Condurrow is a small hamlet on the southern outskirts of Camborne. It lies in the heart of mining country, just off the Great Flat Lode and overlooking Condurrow and Grenville mines. This profile of Lower Condurrow Wesleyan Chapel has been compiled by Suzanne Trythall.
c1841: Lower Condurrow Wesleyan Chapel opened
29 October 1850: received certificate of registration as a place of worship
Cover map shows chapel location in 1888.
1899: William Cole Pendarves granted extension of ground for chapel at a nominal rent
10 April 1899: three stones laid by Mr Fred Uren, Mr G Pryor and Mr CO Williams at window level, with a fourth remaining blank
1904: Trustees sought approval for plans for building of a vestry
1905: re-opening ceremony after the sanctuary had been partly re-built and altogether re-modelled. A new vestry had been built and the chapel painted throughout. Mr S Williams of Tuckingmill ‘dismantled a silver tree’ which produced £21 1s. A well attended tea followed in the adjoining field. A report was read by Mr Dunn showing they had enough money in hand to pay off a large portion of the expense. A gratifying feature was the subscriptions sent home by their young men now in foreign mining camps (The Cornishman 13 July 1905).
1908 map showing ground plan of chapel
Photo taken about 1920: courtesy of David Thomas
Two photographs from the 1920s taken inside the chapel. ‘Condurrow Tableaux’ entitled ‘The Eastern Wedding’ was written on the back. Also recorded was the information that Mrs Sowden was the bride and Mr Rodda was the high priest. Photos courtesy of David Thomas.
1926: income from seat rents £1 7s 6d
1932: became Lower Condurrow Methodist Church
1936: memorial service held for Mrs Adolphus (Annie) Evans, a former member of the congregation, who had died in South Africa. Her son Monty unveiled a memorial tablet and gave a pulpit chair which had been ‘beautifully designed’ in South Africa.
1949: received £18 donation from the sale of Higher Condurrow Methodist Church
1950: a wrought iron entrance gate was given by Edith Richards in memory of her husband Ernest Richards, with plaque dated 4 May 1950
Photo of chapel late 1960s/early 1970s: courtesy of Mr Edwin Thomas
1975: Trustees increased the insurance to cover £10,000
1979 programme for Harvest Thanksgiving and 1980 advertisement for a country fayre in aid of chapel repair fund: courtesy of Mr Edwin Thomas

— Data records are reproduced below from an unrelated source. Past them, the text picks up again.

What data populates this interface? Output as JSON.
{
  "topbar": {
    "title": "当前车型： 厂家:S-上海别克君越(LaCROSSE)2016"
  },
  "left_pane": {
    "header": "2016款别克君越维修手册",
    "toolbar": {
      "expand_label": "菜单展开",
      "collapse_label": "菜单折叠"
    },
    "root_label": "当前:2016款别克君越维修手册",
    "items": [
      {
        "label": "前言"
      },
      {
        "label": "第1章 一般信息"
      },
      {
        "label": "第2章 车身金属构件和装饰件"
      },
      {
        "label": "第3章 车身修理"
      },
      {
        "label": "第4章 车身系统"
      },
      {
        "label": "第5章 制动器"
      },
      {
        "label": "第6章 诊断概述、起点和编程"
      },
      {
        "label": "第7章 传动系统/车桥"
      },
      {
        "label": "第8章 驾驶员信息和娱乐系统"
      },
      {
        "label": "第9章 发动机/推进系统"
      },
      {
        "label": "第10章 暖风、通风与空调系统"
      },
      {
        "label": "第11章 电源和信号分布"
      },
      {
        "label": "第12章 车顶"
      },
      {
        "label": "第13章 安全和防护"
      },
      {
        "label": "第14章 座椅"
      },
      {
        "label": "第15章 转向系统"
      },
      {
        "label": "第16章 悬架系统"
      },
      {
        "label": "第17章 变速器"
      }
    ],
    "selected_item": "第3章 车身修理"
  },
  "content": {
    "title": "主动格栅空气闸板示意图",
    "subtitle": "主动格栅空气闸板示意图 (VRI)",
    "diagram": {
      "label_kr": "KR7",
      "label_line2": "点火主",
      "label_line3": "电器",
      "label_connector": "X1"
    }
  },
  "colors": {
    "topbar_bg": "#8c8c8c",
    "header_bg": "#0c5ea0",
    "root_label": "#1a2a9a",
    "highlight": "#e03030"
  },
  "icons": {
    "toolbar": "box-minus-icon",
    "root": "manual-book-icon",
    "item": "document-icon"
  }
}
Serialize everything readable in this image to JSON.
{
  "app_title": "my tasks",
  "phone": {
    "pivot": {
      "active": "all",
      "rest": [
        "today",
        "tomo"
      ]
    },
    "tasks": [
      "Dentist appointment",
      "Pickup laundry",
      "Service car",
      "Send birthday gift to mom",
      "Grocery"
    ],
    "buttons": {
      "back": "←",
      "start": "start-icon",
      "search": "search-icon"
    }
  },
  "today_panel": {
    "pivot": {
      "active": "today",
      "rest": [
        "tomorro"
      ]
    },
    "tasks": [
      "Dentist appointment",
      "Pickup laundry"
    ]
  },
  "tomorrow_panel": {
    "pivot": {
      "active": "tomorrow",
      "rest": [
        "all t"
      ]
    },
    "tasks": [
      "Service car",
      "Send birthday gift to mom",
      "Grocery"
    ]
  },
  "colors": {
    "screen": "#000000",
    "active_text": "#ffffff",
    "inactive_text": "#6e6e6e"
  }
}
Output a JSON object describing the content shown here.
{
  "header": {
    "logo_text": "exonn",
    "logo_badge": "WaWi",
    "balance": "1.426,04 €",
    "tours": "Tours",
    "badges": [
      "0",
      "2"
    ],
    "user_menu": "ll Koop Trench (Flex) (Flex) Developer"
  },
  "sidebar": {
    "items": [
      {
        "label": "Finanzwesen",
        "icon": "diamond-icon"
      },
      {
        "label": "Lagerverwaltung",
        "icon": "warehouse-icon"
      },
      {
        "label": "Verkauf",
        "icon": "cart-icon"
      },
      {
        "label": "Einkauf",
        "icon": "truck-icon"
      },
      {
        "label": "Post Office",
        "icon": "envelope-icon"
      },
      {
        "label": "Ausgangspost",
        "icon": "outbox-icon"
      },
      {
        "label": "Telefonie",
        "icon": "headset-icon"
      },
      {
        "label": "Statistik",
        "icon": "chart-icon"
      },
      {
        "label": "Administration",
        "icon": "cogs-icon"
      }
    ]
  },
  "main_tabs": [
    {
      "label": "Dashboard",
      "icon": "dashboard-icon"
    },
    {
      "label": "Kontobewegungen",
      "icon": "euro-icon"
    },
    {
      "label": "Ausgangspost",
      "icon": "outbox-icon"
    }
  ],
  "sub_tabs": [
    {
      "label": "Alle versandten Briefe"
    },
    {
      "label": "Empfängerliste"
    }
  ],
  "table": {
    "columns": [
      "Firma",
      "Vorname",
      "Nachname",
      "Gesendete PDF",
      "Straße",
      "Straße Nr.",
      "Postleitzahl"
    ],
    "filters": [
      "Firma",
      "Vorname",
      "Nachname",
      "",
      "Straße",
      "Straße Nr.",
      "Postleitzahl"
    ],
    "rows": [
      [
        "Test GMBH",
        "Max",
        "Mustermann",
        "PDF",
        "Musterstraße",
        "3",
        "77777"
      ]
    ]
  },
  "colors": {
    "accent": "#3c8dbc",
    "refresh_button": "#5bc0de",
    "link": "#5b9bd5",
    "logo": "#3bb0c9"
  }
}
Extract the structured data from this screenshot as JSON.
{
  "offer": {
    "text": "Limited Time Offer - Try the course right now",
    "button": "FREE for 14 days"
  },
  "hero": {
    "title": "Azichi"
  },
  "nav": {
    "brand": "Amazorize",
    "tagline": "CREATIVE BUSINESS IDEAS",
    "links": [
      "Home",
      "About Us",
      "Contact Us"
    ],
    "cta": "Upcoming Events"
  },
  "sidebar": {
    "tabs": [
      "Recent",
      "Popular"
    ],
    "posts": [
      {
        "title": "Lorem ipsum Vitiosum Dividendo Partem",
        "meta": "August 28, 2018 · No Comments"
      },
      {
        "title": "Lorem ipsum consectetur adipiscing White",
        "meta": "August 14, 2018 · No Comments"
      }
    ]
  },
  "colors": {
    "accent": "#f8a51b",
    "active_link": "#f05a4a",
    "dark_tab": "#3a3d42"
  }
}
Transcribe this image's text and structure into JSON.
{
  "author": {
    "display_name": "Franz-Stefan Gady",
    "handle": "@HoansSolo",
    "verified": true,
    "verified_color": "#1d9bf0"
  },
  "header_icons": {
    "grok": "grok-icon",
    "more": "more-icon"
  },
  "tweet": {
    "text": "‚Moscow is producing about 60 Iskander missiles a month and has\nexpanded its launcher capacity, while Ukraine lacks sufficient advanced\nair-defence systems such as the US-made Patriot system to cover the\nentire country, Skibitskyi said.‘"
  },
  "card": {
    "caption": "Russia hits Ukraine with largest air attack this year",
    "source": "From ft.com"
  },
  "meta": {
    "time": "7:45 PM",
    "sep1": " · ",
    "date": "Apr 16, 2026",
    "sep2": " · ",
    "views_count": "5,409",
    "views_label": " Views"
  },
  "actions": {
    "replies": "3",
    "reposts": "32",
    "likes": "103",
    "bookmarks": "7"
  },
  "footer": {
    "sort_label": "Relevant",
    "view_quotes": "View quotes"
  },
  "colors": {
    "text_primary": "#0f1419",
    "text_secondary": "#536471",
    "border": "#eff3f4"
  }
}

1985: last entry in chapel accounts book. The Condurrow Chapel Improvements Committee had raised a large amount of money to keep the chapel open. The funds remained with the village when the chapel closed.
1986: meeting of the Church Council led by Rev Alan Francom to finalise the distribution of equipment
Crockery used in the chapel. The cups with the gold handles are Coalport, manufactured c1891 to c1920. Photo: courtesy of Mr Edwin Thomas.
Undated photograph of the two harmoniums in the chapel.
Two of the organists were Maud Roberts and Barry Trenowden.
Photo courtesy of Mr Edwin Thomas who rebuilt the instrument on the right which was sold to a buyer in America when the chapel closed.
Sunday School children in fancy dress: 1970s photo courtesy of Mr Edwin Thomas
Photo 2021: the chapel has been partly converted to residential use, but is not lived in at the present time
Sources and further reading:
Newspapers: Cornubian and Redruth Times
The Cornishman (Find My Past)
Maps: The National Library of Scotland